Question from the audience: If you don’t know what the specific consequences are, how do you know that anything is actually being done?
Mr. Davis stated that Kentwood residents should not be victims of the LMU process. Neighbors should get IMMEDIATE responses to complaints and accelerated resolution of issues.
Comment from the audience: Tulane University takes a proactive approach to head off problems before they develop. They require students to register before the party and the campus security drives by to monitor specific locations.
Mr. Davis: What is LMU doing to alleviate the parking problem which has resulted from LMU charging high fees for parking on campus?
Ms. Yao: Students must “opt out,” must actively select to not pay for parking, or it is automatically added to their tuition bill. As a result of this recent change, 500 additional cars registered to LMU. The streets right next to LMU still have problem, but opt-out is moving some on campus.
Also, ATIP incentivizes students to minimize trips to campus. LMU has a bus that goes back and forth to the Green Line. If students show proof that they are biking, walking, or going by van pool or car pool, then they get 5 free parking passes. This encourages students to not bring cars on campus.
Ms. Yao discussed the Neighborhood Advisory Committee Meeting (NAC) which had been held the week before. She said that she will look at suggestions and have answers at the LMU website to the questions and proposals from that meeting. She said that the next NAC Meeting will be held in May.
Mr. Davis said that KHG will distribute this information to KHG members.
Question from the audience: Are the owners of rental properties held accountable for the misbehavior of their student renters?

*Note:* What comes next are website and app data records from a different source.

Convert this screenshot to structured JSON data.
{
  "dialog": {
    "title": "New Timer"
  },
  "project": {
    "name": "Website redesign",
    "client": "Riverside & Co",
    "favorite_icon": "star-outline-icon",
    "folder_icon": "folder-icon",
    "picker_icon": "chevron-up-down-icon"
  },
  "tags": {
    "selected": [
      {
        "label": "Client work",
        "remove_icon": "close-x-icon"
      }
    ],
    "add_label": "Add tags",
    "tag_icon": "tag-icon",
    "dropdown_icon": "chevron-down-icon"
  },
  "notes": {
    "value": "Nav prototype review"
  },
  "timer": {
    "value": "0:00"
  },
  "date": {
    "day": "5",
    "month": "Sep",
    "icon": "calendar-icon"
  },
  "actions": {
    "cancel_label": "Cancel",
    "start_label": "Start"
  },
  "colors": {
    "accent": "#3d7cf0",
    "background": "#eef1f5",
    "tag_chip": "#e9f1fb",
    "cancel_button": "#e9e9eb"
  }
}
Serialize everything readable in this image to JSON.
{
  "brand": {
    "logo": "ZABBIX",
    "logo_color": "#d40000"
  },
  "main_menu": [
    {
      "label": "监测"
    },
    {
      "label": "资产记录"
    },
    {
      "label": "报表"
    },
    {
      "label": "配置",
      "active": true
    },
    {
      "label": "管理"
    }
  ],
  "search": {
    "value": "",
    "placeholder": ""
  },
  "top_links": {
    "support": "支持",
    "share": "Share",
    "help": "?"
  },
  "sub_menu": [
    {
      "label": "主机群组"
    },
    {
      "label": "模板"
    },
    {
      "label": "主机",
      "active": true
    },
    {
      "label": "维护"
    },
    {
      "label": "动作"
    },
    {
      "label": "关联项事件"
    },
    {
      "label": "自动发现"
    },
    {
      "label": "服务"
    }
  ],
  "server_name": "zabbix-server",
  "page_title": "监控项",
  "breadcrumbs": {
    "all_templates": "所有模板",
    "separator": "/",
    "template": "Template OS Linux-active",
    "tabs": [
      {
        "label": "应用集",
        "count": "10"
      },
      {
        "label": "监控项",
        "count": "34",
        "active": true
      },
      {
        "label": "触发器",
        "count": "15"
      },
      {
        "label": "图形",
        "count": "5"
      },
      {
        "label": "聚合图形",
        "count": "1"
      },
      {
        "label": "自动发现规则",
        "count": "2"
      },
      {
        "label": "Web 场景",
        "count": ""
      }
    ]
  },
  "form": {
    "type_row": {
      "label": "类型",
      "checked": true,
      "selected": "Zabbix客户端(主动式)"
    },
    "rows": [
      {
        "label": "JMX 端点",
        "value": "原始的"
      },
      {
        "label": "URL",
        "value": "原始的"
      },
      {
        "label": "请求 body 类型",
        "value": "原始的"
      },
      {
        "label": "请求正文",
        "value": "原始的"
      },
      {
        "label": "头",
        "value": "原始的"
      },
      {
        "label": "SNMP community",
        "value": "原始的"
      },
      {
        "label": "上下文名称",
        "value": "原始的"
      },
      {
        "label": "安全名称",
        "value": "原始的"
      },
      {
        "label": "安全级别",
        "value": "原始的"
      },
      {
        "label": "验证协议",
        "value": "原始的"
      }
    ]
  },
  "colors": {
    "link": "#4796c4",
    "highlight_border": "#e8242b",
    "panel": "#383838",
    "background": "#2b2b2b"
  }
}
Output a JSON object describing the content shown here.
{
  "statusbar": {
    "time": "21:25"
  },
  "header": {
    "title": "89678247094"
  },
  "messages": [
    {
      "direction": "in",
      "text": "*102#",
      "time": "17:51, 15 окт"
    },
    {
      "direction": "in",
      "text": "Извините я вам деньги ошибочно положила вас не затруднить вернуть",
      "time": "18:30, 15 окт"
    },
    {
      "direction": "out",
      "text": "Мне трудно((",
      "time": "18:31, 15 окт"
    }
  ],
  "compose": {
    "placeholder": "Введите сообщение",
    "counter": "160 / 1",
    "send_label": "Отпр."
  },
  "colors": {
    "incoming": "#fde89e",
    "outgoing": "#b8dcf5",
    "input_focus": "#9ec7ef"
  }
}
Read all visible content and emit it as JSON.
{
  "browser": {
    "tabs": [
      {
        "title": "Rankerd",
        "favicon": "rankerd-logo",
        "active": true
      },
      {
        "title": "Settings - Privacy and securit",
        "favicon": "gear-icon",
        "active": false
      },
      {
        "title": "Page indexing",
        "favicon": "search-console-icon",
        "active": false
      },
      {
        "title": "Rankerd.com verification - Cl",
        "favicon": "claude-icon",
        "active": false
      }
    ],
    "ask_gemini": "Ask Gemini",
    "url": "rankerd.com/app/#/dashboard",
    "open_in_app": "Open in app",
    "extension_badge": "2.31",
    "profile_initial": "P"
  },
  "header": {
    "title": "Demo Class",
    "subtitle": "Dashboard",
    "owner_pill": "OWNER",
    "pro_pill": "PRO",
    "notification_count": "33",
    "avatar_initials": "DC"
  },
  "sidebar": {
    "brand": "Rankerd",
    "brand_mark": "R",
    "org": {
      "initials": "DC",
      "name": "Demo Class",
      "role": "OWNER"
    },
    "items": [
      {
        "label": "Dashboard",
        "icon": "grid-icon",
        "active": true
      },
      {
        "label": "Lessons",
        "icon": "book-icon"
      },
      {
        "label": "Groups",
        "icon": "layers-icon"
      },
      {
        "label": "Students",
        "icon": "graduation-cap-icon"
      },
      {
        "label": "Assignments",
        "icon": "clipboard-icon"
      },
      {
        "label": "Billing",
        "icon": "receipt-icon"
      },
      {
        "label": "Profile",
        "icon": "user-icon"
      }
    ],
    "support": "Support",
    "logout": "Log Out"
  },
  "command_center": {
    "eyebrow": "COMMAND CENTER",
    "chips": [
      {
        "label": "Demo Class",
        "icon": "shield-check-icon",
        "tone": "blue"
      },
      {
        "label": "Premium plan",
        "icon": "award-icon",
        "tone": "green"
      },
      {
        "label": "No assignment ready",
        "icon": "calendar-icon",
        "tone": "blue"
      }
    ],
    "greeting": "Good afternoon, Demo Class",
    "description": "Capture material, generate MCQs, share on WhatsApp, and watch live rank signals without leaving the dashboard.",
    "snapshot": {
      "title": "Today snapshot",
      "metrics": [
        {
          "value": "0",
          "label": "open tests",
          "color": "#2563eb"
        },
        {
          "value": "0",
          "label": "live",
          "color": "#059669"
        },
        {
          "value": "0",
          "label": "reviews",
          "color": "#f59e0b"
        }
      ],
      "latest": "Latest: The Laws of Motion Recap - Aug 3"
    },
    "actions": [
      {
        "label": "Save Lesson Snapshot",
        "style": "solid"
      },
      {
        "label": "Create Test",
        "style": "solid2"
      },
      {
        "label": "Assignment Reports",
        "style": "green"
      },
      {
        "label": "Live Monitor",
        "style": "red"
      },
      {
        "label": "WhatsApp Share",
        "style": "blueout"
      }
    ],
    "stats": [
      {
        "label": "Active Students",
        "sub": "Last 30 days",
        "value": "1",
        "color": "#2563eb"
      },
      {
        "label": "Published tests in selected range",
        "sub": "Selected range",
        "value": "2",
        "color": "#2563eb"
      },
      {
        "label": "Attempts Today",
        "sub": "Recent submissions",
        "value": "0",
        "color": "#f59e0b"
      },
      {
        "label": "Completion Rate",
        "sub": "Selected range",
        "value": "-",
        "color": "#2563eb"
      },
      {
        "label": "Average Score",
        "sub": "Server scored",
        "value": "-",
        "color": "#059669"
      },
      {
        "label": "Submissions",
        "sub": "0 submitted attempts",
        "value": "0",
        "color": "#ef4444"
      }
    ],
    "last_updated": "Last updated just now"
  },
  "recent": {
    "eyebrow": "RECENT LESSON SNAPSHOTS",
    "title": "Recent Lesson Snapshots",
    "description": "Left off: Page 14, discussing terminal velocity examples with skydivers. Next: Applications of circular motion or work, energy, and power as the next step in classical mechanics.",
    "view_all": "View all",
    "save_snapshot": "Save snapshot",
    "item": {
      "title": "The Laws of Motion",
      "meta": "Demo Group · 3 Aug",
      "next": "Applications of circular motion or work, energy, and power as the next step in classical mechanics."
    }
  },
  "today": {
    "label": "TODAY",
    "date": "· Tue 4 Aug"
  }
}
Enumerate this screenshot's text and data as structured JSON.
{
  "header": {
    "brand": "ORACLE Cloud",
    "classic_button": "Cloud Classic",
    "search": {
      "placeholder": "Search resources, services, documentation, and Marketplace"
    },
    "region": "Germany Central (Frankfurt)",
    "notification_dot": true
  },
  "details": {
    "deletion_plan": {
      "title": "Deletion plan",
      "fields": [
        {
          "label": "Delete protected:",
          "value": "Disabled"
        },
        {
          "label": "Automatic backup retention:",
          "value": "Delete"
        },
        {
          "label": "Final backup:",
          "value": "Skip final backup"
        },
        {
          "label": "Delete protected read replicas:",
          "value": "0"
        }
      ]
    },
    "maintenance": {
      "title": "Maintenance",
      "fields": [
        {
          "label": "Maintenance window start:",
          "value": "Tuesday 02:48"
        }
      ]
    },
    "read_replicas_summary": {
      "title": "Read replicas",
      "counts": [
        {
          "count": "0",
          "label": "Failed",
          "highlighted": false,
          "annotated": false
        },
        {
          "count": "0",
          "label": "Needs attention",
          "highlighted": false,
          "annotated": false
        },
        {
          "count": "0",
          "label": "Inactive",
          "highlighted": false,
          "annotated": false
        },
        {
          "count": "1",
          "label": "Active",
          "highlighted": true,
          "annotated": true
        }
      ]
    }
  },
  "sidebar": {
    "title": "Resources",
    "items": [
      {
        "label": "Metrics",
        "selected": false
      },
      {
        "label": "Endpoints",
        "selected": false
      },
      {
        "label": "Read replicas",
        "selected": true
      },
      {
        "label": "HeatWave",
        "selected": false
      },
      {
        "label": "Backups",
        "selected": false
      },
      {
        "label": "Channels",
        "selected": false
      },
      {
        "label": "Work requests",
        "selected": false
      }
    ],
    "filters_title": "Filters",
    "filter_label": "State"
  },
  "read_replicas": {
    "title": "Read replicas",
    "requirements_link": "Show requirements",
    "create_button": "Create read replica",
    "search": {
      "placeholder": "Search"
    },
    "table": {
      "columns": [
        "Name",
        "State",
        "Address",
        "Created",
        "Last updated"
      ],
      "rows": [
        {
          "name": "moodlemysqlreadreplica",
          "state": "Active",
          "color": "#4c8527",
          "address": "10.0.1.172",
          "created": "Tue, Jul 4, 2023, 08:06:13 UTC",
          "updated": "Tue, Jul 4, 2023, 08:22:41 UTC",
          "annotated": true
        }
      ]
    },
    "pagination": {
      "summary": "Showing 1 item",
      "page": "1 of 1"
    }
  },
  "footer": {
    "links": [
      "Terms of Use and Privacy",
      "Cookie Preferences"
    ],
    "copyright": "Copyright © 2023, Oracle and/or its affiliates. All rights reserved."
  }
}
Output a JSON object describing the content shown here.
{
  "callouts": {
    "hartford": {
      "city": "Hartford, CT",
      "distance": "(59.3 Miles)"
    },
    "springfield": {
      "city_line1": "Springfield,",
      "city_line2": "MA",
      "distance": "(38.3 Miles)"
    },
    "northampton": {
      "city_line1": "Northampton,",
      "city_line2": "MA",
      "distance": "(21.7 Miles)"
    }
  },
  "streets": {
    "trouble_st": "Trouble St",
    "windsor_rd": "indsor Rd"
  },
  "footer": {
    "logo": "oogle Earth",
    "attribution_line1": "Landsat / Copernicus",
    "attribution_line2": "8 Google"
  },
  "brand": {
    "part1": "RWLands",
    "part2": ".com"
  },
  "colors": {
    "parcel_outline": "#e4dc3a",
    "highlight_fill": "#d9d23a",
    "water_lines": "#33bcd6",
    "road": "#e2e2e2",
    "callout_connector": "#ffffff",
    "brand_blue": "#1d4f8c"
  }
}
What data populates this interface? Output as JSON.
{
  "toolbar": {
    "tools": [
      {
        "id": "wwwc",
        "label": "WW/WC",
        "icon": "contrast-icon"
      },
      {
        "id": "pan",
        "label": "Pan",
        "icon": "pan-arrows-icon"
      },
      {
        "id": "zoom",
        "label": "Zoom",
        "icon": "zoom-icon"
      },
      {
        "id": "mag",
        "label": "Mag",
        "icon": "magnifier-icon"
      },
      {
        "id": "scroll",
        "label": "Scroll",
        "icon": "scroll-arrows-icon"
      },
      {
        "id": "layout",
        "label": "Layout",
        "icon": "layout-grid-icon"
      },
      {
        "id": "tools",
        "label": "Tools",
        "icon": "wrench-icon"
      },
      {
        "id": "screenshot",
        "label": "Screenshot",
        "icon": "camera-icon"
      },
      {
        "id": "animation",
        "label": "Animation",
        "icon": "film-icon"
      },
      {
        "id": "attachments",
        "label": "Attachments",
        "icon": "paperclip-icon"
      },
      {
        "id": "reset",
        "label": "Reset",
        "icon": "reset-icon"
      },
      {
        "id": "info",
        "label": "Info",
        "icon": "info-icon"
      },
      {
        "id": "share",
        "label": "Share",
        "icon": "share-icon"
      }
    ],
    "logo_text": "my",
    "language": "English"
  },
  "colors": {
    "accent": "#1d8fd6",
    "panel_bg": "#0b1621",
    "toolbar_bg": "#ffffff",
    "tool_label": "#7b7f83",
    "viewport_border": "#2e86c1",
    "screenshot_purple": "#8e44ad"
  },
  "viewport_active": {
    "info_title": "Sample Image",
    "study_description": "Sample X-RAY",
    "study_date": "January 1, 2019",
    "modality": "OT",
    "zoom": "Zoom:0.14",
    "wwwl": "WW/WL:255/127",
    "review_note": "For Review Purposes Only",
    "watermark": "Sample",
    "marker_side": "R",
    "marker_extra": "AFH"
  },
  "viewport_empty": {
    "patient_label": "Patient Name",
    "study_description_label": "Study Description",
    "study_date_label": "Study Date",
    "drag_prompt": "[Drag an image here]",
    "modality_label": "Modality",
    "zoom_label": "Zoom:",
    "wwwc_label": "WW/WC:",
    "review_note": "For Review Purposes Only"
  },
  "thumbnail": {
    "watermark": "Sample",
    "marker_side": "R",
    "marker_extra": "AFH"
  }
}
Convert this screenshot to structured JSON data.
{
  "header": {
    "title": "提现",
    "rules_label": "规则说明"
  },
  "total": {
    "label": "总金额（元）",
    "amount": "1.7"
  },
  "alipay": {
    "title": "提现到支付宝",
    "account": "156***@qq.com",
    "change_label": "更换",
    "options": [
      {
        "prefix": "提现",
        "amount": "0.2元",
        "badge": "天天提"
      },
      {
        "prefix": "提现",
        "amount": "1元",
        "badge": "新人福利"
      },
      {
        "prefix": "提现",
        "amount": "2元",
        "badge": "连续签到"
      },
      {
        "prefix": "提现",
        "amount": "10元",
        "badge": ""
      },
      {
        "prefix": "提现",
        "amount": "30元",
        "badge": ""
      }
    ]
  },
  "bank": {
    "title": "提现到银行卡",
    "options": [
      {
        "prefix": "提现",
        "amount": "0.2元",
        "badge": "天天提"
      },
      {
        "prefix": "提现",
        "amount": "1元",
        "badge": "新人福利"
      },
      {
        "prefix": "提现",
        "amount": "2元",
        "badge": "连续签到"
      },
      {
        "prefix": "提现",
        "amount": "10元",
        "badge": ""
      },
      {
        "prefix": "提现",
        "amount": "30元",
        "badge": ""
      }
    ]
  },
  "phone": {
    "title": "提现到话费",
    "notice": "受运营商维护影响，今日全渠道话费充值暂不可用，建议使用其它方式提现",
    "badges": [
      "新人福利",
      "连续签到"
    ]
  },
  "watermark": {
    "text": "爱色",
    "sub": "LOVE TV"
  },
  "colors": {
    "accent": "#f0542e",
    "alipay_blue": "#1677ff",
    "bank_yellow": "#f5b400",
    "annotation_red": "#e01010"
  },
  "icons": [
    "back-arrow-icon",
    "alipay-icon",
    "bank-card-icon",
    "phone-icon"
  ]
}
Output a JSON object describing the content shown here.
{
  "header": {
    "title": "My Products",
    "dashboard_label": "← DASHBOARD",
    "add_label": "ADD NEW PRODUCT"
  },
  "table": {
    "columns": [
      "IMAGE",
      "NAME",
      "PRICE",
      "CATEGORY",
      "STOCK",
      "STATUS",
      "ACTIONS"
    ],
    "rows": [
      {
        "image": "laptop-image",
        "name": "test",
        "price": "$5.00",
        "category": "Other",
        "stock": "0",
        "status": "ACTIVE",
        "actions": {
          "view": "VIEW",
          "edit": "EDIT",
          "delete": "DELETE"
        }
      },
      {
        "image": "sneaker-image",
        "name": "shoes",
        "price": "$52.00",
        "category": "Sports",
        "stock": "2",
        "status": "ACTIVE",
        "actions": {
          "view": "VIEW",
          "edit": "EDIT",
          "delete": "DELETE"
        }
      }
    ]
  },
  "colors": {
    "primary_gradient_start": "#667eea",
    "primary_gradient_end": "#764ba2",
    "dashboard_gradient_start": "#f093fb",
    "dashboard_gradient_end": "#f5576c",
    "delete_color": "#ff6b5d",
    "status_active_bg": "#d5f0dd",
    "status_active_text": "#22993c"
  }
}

Ms. Yao said that LMU does not know who the owners of the properties are. When there are problems, LMU is unable to inform the owners, though if LAPD are involved the owners will be required sometimes to go to court with the student renters.
Suzann Rogers stated that in the past, if the neighbors inform the KHG Office about a problem with LMU rental property, KHG will send a letter to the property owners so there is no confusion about when or if the property owners were notified.
Mr. Davis pointed out that a letter from KHG can be used as a record to enforce civil nuisance laws in a complaint against the property owner. He recommended that neighbors notify the KHG Office regarding problems with LMU rental properties.
Question from the audience: Is LMU planning to build more parking garages? Does LMU currently meet the municipal code requirements for parking spaces?
Ms. Yao: LMU is currently building a new life sciences building with 208 spaces. LMU currently meets code municipal code requirements for parking. The documents verifying this are posted on the LMU website.
Ms. Yao asked that residents keep her informed of neighborhood concerns. She may be emailed at firstname.lastname@example.org.